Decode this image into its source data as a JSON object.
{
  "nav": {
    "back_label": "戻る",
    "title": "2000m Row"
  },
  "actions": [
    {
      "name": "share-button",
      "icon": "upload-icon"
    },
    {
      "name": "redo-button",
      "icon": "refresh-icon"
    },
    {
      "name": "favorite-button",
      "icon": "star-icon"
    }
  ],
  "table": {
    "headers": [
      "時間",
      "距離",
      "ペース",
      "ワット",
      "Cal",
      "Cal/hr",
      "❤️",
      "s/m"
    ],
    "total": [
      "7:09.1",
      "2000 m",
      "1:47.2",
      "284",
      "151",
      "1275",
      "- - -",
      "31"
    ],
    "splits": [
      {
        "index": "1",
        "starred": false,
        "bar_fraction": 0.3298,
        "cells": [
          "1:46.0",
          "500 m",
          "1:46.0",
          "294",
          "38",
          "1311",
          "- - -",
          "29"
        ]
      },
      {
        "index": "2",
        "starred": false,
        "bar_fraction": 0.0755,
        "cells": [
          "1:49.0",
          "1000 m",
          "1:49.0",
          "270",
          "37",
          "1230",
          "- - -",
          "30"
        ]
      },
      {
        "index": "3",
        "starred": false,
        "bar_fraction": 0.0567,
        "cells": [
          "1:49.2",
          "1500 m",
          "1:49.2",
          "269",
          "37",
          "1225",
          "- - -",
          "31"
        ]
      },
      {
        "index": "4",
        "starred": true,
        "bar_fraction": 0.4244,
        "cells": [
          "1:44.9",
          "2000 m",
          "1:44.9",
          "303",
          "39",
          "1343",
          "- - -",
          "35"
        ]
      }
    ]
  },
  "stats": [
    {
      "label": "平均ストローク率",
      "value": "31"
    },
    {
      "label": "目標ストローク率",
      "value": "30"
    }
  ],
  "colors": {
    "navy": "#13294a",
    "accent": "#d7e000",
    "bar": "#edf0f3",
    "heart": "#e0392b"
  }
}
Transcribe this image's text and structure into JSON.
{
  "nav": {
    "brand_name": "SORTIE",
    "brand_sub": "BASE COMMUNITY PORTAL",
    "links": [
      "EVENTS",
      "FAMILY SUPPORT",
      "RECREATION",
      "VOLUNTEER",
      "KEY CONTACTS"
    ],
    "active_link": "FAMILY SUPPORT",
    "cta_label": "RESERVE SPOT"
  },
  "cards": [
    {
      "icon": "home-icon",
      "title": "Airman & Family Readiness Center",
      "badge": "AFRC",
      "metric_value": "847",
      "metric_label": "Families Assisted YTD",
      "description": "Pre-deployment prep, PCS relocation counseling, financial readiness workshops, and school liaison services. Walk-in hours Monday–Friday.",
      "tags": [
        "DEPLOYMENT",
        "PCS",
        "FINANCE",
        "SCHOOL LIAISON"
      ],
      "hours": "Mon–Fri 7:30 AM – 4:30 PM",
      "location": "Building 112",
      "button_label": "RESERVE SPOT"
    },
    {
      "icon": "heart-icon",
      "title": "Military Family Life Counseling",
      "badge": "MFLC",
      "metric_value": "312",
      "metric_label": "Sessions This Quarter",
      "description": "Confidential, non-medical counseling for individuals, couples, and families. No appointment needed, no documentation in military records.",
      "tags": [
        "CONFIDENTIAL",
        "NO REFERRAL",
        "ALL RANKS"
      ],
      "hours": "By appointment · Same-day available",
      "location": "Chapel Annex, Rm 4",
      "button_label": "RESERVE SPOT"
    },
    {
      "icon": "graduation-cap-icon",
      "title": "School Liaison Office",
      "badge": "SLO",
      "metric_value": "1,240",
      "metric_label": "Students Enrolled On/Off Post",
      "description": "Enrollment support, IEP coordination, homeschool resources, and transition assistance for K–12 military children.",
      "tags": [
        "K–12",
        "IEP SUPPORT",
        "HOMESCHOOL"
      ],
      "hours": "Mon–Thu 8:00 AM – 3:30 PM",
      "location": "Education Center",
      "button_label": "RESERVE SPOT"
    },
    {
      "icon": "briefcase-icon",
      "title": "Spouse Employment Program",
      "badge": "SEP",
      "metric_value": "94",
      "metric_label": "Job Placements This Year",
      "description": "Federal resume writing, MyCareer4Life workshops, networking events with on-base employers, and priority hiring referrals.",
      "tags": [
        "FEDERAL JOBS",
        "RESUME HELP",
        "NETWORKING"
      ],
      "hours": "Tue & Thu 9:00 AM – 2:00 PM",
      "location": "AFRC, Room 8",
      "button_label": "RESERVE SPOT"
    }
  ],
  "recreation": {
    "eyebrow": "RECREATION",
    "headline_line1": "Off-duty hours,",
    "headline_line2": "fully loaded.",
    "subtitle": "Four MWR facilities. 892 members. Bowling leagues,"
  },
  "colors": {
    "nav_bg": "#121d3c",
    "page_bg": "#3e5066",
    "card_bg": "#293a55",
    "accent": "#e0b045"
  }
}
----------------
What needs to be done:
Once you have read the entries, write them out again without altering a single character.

Response box:
Decode this image into its source data as a JSON object.
{
  "nav": {
    "back_label": "戻る",
    "title": "2000m Row"
  },
  "actions": [
    {
      "name": "share-button",
      "icon": "upload-icon"
    },
    {
      "name": "redo-button",
      "icon": "refresh-icon"
    },
    {
      "name": "favorite-button",
      "icon": "star-icon"
    }
  ],
  "table": {
    "headers": [
      "時間",
      "距離",
      "ペース",
      "ワット",
      "Cal",
      "Cal/hr",
      "❤️",
      "s/m"
    ],
    "total": [
      "7:09.1",
      "2000 m",
      "1:47.2",
      "284",
      "151",
      "1275",
      "- - -",
      "31"
    ],
    "splits": [
      {
        "index": "1",
        "starred": false,
        "bar_fraction": 0.3298,
        "cells": [
          "1:46.0",
          "500 m",
          "1:46.0",
          "294",
          "38",
          "1311",
          "- - -",
          "29"
        ]
      },
      {
        "index": "2",
        "starred": false,
        "bar_fraction": 0.0755,
        "cells": [
          "1:49.0",
          "1000 m",
          "1:49.0",
          "270",
          "37",
          "1230",
          "- - -",
          "30"
        ]
      },
      {
        "index": "3",
        "starred": false,
        "bar_fraction": 0.0567,
        "cells": [
          "1:49.2",
          "1500 m",
          "1:49.2",
          "269",
          "37",
          "1225",
          "- - -",
          "31"
        ]
      },
      {
        "index": "4",
        "starred": true,
        "bar_fraction": 0.4244,
        "cells": [
          "1:44.9",
          "2000 m",
          "1:44.9",
          "303",
          "39",
          "1343",
          "- - -",
          "35"
        ]
      }
    ]
  },
  "stats": [
    {
      "label": "平均ストローク率",
      "value": "31"
    },
    {
      "label": "目標ストローク率",
      "value": "30"
    }
  ],
  "colors": {
    "navy": "#13294a",
    "accent": "#d7e000",
    "bar": "#edf0f3",
    "heart": "#e0392b"
  }
}
Transcribe this image's text and structure into JSON.
{
  "nav": {
    "brand_name": "SORTIE",
    "brand_sub": "BASE COMMUNITY PORTAL",
    "links": [
      "EVENTS",
      "FAMILY SUPPORT",
      "RECREATION",
      "VOLUNTEER",
      "KEY CONTACTS"
    ],
    "active_link": "FAMILY SUPPORT",
    "cta_label": "RESERVE SPOT"
  },
  "cards": [
    {
      "icon": "home-icon",
      "title": "Airman & Family Readiness Center",
      "badge": "AFRC",
      "metric_value": "847",
      "metric_label": "Families Assisted YTD",
      "description": "Pre-deployment prep, PCS relocation counseling, financial readiness workshops, and school liaison services. Walk-in hours Monday–Friday.",
      "tags": [
        "DEPLOYMENT",
        "PCS",
        "FINANCE",
        "SCHOOL LIAISON"
      ],
      "hours": "Mon–Fri 7:30 AM – 4:30 PM",
      "location": "Building 112",
      "button_label": "RESERVE SPOT"
    },
    {
      "icon": "heart-icon",
      "title": "Military Family Life Counseling",
      "badge": "MFLC",
      "metric_value": "312",
      "metric_label": "Sessions This Quarter",
      "description": "Confidential, non-medical counseling for individuals, couples, and families. No appointment needed, no documentation in military records.",
      "tags": [
        "CONFIDENTIAL",
        "NO REFERRAL",
        "ALL RANKS"
      ],
      "hours": "By appointment · Same-day available",
      "location": "Chapel Annex, Rm 4",
      "button_label": "RESERVE SPOT"
    },
    {
      "icon": "graduation-cap-icon",
      "title": "School Liaison Office",
      "badge": "SLO",
      "metric_value": "1,240",
      "metric_label": "Students Enrolled On/Off Post",
      "description": "Enrollment support, IEP coordination, homeschool resources, and transition assistance for K–12 military children.",
      "tags": [
        "K–12",
        "IEP SUPPORT",
        "HOMESCHOOL"
      ],
      "hours": "Mon–Thu 8:00 AM – 3:30 PM",
      "location": "Education Center",
      "button_label": "RESERVE SPOT"
    },
    {
      "icon": "briefcase-icon",
      "title": "Spouse Employment Program",
      "badge": "SEP",
      "metric_value": "94",
      "metric_label": "Job Placements This Year",
      "description": "Federal resume writing, MyCareer4Life workshops, networking events with on-base employers, and priority hiring referrals.",
      "tags": [
        "FEDERAL JOBS",
        "RESUME HELP",
        "NETWORKING"
      ],
      "hours": "Tue & Thu 9:00 AM – 2:00 PM",
      "location": "AFRC, Room 8",
      "button_label": "RESERVE SPOT"
    }
  ],
  "recreation": {
    "eyebrow": "RECREATION",
    "headline_line1": "Off-duty hours,",
    "headline_line2": "fully loaded.",
    "subtitle": "Four MWR facilities. 892 members. Bowling leagues,"
  },
  "colors": {
    "nav_bg": "#121d3c",
    "page_bg": "#3e5066",
    "card_bg": "#293a55",
    "accent": "#e0b045"
  }
}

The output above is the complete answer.